Task description – Within the records, which lines hold the string "title"? Report each one by copying it.

Entries from a dataset of interfaces
%%

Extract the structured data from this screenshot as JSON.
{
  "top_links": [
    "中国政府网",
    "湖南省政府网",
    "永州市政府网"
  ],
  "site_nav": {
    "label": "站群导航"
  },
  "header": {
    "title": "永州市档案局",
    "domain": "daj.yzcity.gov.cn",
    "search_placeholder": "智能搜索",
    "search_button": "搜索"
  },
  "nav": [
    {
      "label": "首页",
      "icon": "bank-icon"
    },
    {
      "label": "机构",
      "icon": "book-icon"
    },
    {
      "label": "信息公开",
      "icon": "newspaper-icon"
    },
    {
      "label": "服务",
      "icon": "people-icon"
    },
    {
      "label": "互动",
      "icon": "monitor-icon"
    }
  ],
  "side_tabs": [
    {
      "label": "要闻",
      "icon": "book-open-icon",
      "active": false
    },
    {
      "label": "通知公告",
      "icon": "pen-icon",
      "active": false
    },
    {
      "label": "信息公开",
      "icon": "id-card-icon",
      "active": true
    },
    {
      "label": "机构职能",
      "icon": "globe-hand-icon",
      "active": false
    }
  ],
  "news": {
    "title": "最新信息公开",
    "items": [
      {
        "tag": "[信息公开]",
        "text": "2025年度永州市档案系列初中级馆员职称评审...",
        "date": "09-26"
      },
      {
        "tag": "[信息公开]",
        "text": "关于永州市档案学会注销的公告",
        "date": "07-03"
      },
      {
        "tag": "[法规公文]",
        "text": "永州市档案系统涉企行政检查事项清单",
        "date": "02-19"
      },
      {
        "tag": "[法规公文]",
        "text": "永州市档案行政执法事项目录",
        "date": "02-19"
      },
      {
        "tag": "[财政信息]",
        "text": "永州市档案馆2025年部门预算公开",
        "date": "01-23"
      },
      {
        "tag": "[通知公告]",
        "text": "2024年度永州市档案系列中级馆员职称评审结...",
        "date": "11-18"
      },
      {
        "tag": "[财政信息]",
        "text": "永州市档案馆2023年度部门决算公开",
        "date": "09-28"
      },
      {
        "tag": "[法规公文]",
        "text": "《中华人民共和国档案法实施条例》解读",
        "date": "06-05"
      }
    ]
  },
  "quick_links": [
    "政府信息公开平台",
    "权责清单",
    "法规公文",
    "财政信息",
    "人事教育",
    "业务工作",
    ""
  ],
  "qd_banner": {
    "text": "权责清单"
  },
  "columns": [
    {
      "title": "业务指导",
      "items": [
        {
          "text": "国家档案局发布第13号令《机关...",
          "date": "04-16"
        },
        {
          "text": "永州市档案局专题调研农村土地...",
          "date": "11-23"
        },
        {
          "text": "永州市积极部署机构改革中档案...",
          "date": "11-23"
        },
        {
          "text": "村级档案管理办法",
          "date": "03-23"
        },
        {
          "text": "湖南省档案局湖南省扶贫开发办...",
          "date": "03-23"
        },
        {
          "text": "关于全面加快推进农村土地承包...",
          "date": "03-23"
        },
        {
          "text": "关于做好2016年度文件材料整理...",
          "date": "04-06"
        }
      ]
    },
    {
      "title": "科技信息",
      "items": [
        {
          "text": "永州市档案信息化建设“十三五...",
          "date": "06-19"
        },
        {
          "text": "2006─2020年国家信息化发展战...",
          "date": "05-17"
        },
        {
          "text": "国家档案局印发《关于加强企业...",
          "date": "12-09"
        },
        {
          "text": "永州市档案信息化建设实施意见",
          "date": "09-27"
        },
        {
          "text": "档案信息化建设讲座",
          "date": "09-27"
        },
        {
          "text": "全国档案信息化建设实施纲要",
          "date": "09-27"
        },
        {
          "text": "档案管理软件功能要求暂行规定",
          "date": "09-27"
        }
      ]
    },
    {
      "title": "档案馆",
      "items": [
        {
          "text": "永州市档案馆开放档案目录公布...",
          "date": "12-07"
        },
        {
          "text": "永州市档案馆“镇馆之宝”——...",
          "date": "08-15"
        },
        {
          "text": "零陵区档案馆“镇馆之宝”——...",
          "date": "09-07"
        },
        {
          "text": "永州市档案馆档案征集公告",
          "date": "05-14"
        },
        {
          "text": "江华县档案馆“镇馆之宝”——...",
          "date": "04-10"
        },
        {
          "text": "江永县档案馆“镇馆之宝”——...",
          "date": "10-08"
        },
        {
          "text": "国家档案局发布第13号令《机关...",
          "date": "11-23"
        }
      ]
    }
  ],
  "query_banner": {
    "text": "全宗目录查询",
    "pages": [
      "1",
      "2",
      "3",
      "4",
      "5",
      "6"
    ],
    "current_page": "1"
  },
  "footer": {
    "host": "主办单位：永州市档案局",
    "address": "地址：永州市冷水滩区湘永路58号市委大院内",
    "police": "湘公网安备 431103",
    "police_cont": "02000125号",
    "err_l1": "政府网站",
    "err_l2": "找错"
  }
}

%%

Written answer –
    "title": "永州市档案局",
    "title": "最新信息公开",
      "title": "业务指导",
      "title": "科技信息",
      "title": "档案馆",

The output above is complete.